“The lessons are held one-shot without days in between and we ensure strict SOP (standard operating procedure) compliance,” she said, adding that the institution would also emphasise proper ventilation.

“Currently, a laboratory that can cater to 25 students is only permitted to have 12 at any one time.

“We reduce the capacity to ensure it is not a crowded environment,” she said.

INTI International College Penang chief executive Hemalatha Murugiah said, “We will allow students to return to campus in phases and based on priorities, such as for those in their final year, or new students who have not been to campus since last year.”

“With strict SOP and cooperation from staff and students in adhering to the guidelines, we should be able to gradually restart physical classes.

“Priority will be given to those who require the use of hardware and infrastructure on campus.”

She cited the hospitality and culinary arts programmes that require proper kitchen and other facilities for teaching and learning purposes.

Hemalatha said INTI would open to fully vaccinated students and staff when permitted, with the exception of students who are sitting for the CAIE (Cambridge Assessment International Education) A Level examinations.

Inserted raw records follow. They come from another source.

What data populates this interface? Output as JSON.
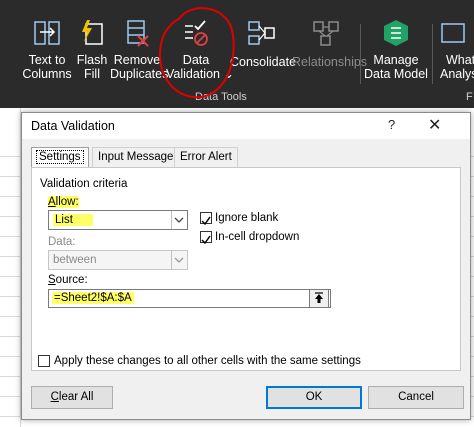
{
  "ribbon": {
    "buttons": [
      {
        "line1": "Text to",
        "line2": "Columns",
        "icon": "text-to-columns-icon"
      },
      {
        "line1": "Flash",
        "line2": "Fill",
        "icon": "flash-fill-icon"
      },
      {
        "line1": "Remove",
        "line2": "Duplicates",
        "icon": "remove-duplicates-icon"
      },
      {
        "line1": "Data",
        "line2": "Validation ⌄",
        "icon": "data-validation-icon"
      },
      {
        "line1": "Consolidate",
        "line2": "",
        "icon": "consolidate-icon"
      },
      {
        "line1": "Relationships",
        "line2": "",
        "icon": "relationships-icon"
      },
      {
        "line1": "Manage",
        "line2": "Data Model",
        "icon": "data-model-icon"
      },
      {
        "line1": "What-",
        "line2": "Analysis",
        "icon": "what-if-icon"
      }
    ],
    "group_label": "Data Tools",
    "next_group_label": "F",
    "colors": {
      "background": "#2b2b2b",
      "annotation_circle": "#e00000",
      "data_model_green": "#21a366"
    }
  },
  "dialog": {
    "title": "Data Validation",
    "help": "?",
    "close": "✕",
    "tabs": [
      "Settings",
      "Input Message",
      "Error Alert"
    ],
    "section_title": "Validation criteria",
    "allow_label": "Allow:",
    "allow_value": "List",
    "data_label": "Data:",
    "data_value": "between",
    "ignore_blank_label": "Ignore blank",
    "ignore_blank_checked": true,
    "in_cell_dropdown_label": "In-cell dropdown",
    "in_cell_dropdown_checked": true,
    "source_label": "Source:",
    "source_value": "=Sheet2!$A:$A",
    "apply_all_label": "Apply these changes to all other cells with the same settings",
    "apply_all_checked": false,
    "buttons": {
      "clear_all": "Clear All",
      "ok": "OK",
      "cancel": "Cancel"
    },
    "highlight_color": "#ffff66"
  }
}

“A special task force has been set up to manage the international examination on campus in accordance with the guidelines.

“The student capacity on campus will be maintained at a maximum of 50% from now until the end of the year,” she added.

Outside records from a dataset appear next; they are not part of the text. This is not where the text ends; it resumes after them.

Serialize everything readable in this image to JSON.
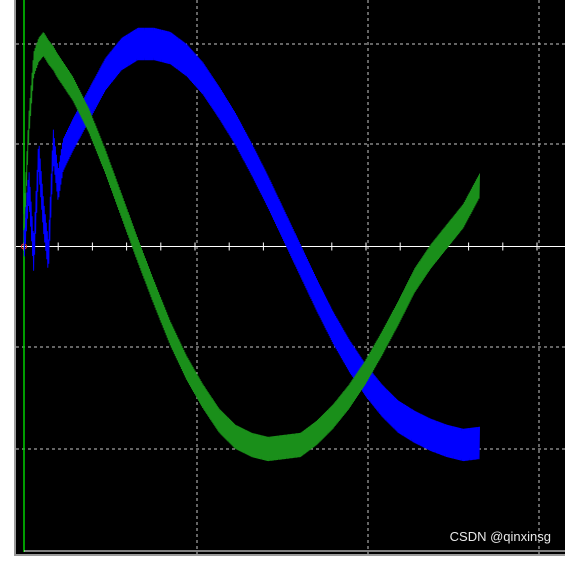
{
  "watermark": {
    "text": "CSDN @qinxinsg"
  },
  "colors": {
    "background": "#000000",
    "grid": "#c8c8c8",
    "axis": "#ffffff",
    "y_axis": "#00d000",
    "trace_blue": "#0000ff",
    "trace_green": "#1a8f1a",
    "frame": "#9a9a9a",
    "origin_marker": "#ff4040"
  },
  "chart_data": {
    "type": "line",
    "title": "",
    "xlabel": "",
    "ylabel": "",
    "grid": true,
    "grid_style": "dashed",
    "xlim": [
      0,
      1.5
    ],
    "ylim": [
      -1.1,
      1.1
    ],
    "series": [
      {
        "color": "#0000ff",
        "shape": "sine with startup transient and ripple",
        "x": [
          0.0,
          0.015,
          0.03,
          0.045,
          0.06,
          0.075,
          0.09,
          0.105,
          0.12,
          0.15,
          0.2,
          0.25,
          0.3,
          0.35,
          0.4,
          0.45,
          0.5,
          0.55,
          0.6,
          0.65,
          0.7,
          0.75,
          0.8,
          0.85,
          0.9,
          0.95,
          1.0,
          1.05,
          1.1,
          1.15,
          1.2,
          1.25,
          1.3,
          1.35,
          1.4
        ],
        "y": [
          0.0,
          0.3,
          -0.05,
          0.45,
          0.15,
          -0.05,
          0.5,
          0.3,
          0.45,
          0.55,
          0.7,
          0.85,
          0.95,
          1.0,
          1.0,
          0.98,
          0.92,
          0.83,
          0.71,
          0.58,
          0.43,
          0.27,
          0.1,
          -0.07,
          -0.24,
          -0.4,
          -0.54,
          -0.66,
          -0.76,
          -0.84,
          -0.89,
          -0.93,
          -0.96,
          -0.98,
          -0.97
        ],
        "ripple_amplitude": 0.08
      },
      {
        "color": "#1a8f1a",
        "shape": "sine with fast startup and ripple",
        "x": [
          0.0,
          0.015,
          0.03,
          0.045,
          0.06,
          0.075,
          0.09,
          0.1,
          0.15,
          0.2,
          0.25,
          0.3,
          0.35,
          0.4,
          0.45,
          0.5,
          0.55,
          0.6,
          0.65,
          0.7,
          0.75,
          0.8,
          0.85,
          0.9,
          0.95,
          1.0,
          1.05,
          1.1,
          1.15,
          1.2,
          1.25,
          1.3,
          1.35,
          1.4
        ],
        "y": [
          0.1,
          0.6,
          0.9,
          0.97,
          1.0,
          0.96,
          0.93,
          0.9,
          0.78,
          0.62,
          0.42,
          0.2,
          -0.02,
          -0.23,
          -0.43,
          -0.6,
          -0.74,
          -0.86,
          -0.94,
          -0.98,
          -1.0,
          -0.99,
          -0.98,
          -0.92,
          -0.84,
          -0.74,
          -0.62,
          -0.48,
          -0.33,
          -0.17,
          -0.05,
          0.05,
          0.15,
          0.3
        ],
        "ripple_amplitude": 0.06
      }
    ]
  }
}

She said they had also created a contact tracing mechanism that requires students to scan in before they use any facility on campus.

Article type: metered
User Type: anonymous web
User Status:
Campaign ID: 46
Cxense type: free
User access status: 3
Join our Telegram channel to get our Evening Alerts and breaking news highlights

Next In Nation

28 evacuated after landslide at Kemensah Heights
Covid-19: Travellers to Langkawi can reschedule flights, hotel accommodations, says Nancy
Gyms now allowed to open subject to SOPs, Youth and Sports Minister announces
500kg croc captured at Bagan Ajam jetty
Penang allows congregational prayers based on mosque capacity from Saturday (Sept 18) for fully vaccinated
Health DG: Four Covid-19 cases detected after screenings of those leaving for Langkawi
Syed Saddiq issued letter of demand over allegations to destabilise Bersatu
TMJ: Johor Covid-19 task force to improve system used to screen, isolate, monitor and treat patients
Sabah needs full RM480mil allocation for flood mitigation, says Kitingan
Setting-up isolation centre for entry of foreign workers a right move to ease shortage of workers, says ACCCIM

Stories You'll Enjoy